Mitt Romney’s selection of Paul Ryan has accomplished something quite important. At both conventions, in the corner rooms of Charlotte and Tampa organized by media groups and political activist outfits, serious discussions unfolded about the real state of the economy and the different policy approaches Americans needed to consider.
Paul Ryan is the most ideologically severe vice-presidential candidate in a century, a commentator said at a National Journal/Atlantic economic policy dinner done on a not-for-attribution basis. But nearly everyone credits his selection with igniting a debate about tough choices on the economy that politicians and Presidents have been ducking for decades. The clear consensus emerging out of Tampa’s GOP Convention and the DNC’s in Charlotte is that there is a real choice being offered to Americans. The first option is “rigorous austerity” that could even further gut America’s middle class and take the fallen standard of living to new lows. The second is a limited Keynesian approach that tries to reform while slashing spending.
There are also a couple of themes that aren’t getting much air time but which deserve to be kicked around.
One of these, a charge leveled by Democrats about themselves, is that the Democrats have really screwed up–twice. The argument goes like this: Back in the 90s while the economy was expanding, the IT bubble was bubbling, and capital gains churning was filling federal and state coffers, Clinton–guided primarily by his economic mentor and Treasury Secretary Robert Rubin–helped ignite a financial-sector privileged wealth production machine that didn’t take into account the long-term consequences of American manufacturing decamping to foreign shores.
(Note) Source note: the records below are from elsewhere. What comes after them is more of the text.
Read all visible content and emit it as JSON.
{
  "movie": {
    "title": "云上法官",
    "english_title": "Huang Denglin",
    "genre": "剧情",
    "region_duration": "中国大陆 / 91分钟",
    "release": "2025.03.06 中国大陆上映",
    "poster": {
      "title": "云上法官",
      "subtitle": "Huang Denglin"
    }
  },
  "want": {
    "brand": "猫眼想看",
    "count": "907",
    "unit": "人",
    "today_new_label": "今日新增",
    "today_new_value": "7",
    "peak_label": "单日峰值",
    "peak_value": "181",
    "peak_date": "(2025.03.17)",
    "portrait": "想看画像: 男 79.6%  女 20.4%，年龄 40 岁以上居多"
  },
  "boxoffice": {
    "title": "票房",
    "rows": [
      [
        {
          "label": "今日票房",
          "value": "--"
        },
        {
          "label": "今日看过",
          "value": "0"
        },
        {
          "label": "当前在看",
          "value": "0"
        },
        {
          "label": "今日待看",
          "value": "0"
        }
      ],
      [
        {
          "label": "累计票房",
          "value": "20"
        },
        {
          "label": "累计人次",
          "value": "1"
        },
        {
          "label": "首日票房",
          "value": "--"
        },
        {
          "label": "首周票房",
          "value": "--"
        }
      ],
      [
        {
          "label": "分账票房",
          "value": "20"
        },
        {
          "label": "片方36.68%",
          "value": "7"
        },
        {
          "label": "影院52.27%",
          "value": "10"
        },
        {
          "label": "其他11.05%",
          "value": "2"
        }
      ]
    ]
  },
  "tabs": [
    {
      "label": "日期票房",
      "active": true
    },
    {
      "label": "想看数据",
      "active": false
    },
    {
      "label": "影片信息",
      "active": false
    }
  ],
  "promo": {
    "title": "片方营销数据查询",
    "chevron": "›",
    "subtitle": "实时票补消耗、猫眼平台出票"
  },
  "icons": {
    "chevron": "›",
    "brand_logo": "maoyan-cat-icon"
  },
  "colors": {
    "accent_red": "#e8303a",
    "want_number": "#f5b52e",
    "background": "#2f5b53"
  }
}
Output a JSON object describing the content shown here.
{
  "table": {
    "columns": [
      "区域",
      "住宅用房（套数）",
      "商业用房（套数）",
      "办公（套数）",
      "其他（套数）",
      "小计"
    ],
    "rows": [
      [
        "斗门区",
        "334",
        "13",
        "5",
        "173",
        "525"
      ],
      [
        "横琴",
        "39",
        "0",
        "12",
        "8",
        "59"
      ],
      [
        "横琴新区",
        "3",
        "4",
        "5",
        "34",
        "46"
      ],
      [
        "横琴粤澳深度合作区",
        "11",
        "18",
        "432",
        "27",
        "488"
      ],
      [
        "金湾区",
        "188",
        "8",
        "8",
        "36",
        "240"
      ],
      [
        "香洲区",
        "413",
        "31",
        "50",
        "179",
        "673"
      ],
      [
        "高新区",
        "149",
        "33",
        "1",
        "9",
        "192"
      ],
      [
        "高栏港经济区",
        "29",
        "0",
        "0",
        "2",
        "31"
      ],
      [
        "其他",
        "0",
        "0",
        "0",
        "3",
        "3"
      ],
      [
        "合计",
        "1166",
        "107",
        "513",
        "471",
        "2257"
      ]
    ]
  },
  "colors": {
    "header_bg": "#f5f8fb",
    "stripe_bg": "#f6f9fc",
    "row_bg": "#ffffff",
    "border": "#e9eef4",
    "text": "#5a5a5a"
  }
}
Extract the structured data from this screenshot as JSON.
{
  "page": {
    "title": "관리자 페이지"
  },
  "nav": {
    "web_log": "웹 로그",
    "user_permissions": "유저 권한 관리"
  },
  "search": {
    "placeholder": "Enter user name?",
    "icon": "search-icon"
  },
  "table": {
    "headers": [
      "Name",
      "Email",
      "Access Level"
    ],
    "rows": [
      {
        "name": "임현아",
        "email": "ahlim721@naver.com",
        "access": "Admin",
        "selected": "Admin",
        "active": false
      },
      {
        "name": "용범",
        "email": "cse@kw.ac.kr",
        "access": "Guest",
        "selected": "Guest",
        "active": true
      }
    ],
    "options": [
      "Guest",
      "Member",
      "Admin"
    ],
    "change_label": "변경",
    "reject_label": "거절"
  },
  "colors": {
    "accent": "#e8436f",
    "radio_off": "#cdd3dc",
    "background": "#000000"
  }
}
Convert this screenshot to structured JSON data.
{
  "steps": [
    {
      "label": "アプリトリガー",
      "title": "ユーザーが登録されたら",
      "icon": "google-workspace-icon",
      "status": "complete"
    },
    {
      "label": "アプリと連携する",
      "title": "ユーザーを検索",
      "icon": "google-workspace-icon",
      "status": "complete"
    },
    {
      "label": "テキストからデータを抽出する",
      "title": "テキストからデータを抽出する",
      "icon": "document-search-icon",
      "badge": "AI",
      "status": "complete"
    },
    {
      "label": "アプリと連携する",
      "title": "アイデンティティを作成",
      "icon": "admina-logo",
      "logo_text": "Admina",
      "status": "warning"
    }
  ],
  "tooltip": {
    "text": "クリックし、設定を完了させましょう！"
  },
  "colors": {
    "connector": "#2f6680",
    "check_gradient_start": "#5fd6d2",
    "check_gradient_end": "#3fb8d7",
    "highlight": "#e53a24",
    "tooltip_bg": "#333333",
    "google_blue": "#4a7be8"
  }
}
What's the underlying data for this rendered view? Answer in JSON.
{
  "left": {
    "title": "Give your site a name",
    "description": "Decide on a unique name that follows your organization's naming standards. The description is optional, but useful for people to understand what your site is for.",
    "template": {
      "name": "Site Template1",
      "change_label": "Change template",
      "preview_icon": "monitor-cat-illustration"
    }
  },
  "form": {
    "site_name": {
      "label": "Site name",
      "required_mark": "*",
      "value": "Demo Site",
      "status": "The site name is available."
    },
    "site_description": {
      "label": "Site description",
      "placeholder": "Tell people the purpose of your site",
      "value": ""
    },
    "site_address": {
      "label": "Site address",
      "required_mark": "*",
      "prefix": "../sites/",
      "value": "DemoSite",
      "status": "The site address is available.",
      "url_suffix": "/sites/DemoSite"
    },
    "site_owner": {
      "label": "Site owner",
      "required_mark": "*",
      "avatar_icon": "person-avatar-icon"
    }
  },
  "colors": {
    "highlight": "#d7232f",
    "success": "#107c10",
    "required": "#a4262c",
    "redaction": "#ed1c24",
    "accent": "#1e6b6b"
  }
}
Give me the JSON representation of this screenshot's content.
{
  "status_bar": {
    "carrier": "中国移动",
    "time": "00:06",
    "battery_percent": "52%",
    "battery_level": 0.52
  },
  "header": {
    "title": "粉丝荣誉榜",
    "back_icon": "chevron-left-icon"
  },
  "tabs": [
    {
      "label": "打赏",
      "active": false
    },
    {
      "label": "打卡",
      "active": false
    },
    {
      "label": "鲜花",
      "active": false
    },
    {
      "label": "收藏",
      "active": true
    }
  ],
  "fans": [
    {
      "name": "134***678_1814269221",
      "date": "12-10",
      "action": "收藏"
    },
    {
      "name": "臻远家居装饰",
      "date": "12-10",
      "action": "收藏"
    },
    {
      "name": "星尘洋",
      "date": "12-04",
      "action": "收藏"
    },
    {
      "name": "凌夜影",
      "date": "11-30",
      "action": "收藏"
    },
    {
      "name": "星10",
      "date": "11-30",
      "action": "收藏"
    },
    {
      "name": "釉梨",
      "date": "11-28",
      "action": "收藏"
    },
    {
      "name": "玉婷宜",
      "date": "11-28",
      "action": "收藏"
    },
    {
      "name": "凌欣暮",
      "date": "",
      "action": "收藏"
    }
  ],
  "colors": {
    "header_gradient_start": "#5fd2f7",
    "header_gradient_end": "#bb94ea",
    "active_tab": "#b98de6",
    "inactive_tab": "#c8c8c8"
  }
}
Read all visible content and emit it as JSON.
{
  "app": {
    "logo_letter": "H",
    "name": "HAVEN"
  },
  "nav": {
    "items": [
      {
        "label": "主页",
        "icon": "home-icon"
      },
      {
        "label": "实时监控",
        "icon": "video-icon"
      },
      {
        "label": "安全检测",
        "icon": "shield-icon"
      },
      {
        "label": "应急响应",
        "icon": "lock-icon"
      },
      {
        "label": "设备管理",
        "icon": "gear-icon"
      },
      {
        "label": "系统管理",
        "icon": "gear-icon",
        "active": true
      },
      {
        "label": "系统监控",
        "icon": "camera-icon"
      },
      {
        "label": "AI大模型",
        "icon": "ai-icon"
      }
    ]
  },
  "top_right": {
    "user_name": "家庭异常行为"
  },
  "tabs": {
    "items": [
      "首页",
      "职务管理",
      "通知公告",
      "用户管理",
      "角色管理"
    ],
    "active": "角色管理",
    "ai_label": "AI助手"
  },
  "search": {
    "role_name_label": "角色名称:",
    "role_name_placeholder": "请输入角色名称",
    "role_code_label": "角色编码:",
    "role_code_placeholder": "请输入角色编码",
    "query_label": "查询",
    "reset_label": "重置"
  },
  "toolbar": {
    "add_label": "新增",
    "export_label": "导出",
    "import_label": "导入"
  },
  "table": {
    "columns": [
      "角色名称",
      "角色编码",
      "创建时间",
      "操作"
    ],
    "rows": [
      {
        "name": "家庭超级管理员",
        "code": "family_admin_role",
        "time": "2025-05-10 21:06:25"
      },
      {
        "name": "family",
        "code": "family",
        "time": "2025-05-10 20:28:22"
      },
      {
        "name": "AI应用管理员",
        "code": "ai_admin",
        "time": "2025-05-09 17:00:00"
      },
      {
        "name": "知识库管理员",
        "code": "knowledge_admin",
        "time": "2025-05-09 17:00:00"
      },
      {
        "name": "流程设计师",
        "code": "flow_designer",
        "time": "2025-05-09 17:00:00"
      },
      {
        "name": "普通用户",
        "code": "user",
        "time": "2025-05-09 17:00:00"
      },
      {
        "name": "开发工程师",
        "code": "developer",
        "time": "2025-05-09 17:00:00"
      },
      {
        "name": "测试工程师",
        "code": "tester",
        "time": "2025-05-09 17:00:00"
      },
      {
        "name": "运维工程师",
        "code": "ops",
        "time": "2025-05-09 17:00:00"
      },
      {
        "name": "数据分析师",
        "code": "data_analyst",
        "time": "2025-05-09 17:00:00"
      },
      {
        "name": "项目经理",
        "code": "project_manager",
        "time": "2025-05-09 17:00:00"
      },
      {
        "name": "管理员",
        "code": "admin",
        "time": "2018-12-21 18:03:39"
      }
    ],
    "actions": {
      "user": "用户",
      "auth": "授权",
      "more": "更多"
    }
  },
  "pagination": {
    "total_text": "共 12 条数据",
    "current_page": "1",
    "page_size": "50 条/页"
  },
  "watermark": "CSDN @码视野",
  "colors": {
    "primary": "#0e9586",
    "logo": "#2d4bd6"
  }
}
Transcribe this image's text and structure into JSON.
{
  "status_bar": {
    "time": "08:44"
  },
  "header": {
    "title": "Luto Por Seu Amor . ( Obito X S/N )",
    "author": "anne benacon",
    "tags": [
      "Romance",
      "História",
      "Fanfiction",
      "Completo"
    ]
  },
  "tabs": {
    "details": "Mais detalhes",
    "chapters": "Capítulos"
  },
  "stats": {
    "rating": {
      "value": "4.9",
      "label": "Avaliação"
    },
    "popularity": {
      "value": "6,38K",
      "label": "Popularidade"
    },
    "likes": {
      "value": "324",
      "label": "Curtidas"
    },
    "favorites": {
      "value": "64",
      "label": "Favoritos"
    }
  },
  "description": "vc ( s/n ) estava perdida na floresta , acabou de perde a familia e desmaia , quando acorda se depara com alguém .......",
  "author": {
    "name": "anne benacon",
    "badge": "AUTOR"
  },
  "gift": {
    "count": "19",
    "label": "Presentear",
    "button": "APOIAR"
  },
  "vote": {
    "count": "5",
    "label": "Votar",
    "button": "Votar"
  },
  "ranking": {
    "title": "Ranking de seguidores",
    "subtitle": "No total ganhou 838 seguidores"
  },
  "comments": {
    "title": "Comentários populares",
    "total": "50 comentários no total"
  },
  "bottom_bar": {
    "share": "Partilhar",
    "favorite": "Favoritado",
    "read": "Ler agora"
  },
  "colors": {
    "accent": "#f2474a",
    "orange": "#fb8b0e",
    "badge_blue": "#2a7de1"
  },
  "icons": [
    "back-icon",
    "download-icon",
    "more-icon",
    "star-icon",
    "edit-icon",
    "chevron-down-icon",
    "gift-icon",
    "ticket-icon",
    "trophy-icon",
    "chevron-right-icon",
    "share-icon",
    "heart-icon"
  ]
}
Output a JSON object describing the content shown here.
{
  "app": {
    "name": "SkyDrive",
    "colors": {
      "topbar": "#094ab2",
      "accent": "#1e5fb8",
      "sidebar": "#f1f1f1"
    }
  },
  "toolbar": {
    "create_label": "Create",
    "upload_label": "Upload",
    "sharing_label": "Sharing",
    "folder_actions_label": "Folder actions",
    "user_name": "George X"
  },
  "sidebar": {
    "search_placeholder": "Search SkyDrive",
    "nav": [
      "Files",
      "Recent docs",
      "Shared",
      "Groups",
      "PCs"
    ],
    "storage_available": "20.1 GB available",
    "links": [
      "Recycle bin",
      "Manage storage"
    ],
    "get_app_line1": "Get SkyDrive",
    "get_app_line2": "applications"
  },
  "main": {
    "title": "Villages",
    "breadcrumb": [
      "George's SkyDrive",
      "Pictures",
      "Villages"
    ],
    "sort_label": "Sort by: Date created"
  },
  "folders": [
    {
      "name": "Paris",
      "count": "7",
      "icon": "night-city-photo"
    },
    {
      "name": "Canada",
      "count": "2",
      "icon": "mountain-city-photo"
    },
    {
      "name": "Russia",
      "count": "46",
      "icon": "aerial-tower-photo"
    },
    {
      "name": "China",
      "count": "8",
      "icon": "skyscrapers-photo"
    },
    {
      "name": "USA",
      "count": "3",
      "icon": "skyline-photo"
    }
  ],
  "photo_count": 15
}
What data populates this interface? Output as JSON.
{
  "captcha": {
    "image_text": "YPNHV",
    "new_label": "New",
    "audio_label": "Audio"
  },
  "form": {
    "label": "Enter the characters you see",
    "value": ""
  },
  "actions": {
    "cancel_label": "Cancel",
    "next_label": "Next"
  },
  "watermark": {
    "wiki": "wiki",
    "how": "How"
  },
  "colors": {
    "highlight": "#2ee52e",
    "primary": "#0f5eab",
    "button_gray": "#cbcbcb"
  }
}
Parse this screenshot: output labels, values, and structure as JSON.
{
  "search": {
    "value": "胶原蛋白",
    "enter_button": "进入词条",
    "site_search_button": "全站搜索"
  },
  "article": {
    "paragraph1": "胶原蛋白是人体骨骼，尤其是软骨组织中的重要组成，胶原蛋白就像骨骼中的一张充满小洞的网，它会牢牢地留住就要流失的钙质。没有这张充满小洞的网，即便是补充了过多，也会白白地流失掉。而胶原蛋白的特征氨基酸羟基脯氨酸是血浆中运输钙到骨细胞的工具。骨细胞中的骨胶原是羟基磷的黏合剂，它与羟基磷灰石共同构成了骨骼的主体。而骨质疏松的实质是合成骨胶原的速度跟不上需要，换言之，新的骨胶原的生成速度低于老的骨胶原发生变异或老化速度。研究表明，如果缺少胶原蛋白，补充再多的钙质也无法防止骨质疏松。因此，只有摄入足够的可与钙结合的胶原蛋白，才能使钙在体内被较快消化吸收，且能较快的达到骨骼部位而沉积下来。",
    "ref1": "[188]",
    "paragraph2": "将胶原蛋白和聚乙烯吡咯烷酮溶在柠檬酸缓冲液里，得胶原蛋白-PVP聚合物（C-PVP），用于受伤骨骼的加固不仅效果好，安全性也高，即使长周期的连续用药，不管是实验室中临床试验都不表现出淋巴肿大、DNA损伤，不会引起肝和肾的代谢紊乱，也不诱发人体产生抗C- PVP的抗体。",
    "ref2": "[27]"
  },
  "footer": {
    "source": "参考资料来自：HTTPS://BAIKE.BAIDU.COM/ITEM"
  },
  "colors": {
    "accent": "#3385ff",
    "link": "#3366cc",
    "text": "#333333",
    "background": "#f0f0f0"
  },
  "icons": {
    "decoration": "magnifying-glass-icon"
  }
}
In other words, Clinton pushed the Uruguay Round of GATT, set up China’s membership in the WTO, and removed the important barriers that divided retail banking from securities trading. Clinton was highly influenced by the economic policy practitioners on his team who carried with them all of the biases of neoliberal economics. Those who focused on the importance of manufacturing, of the role of government in seeing to the parts of the economic environment markets would not sustain, the importance of high-wage job creation, were pushed aside.
This is also exactly what happened during the first two years of the Obama administration, where those of a neoliberal persuasion prevailed over those who wanted to concentrate first on a serious jobs and infrastructure program.
See the article here:
Better Off than Four Years Ago?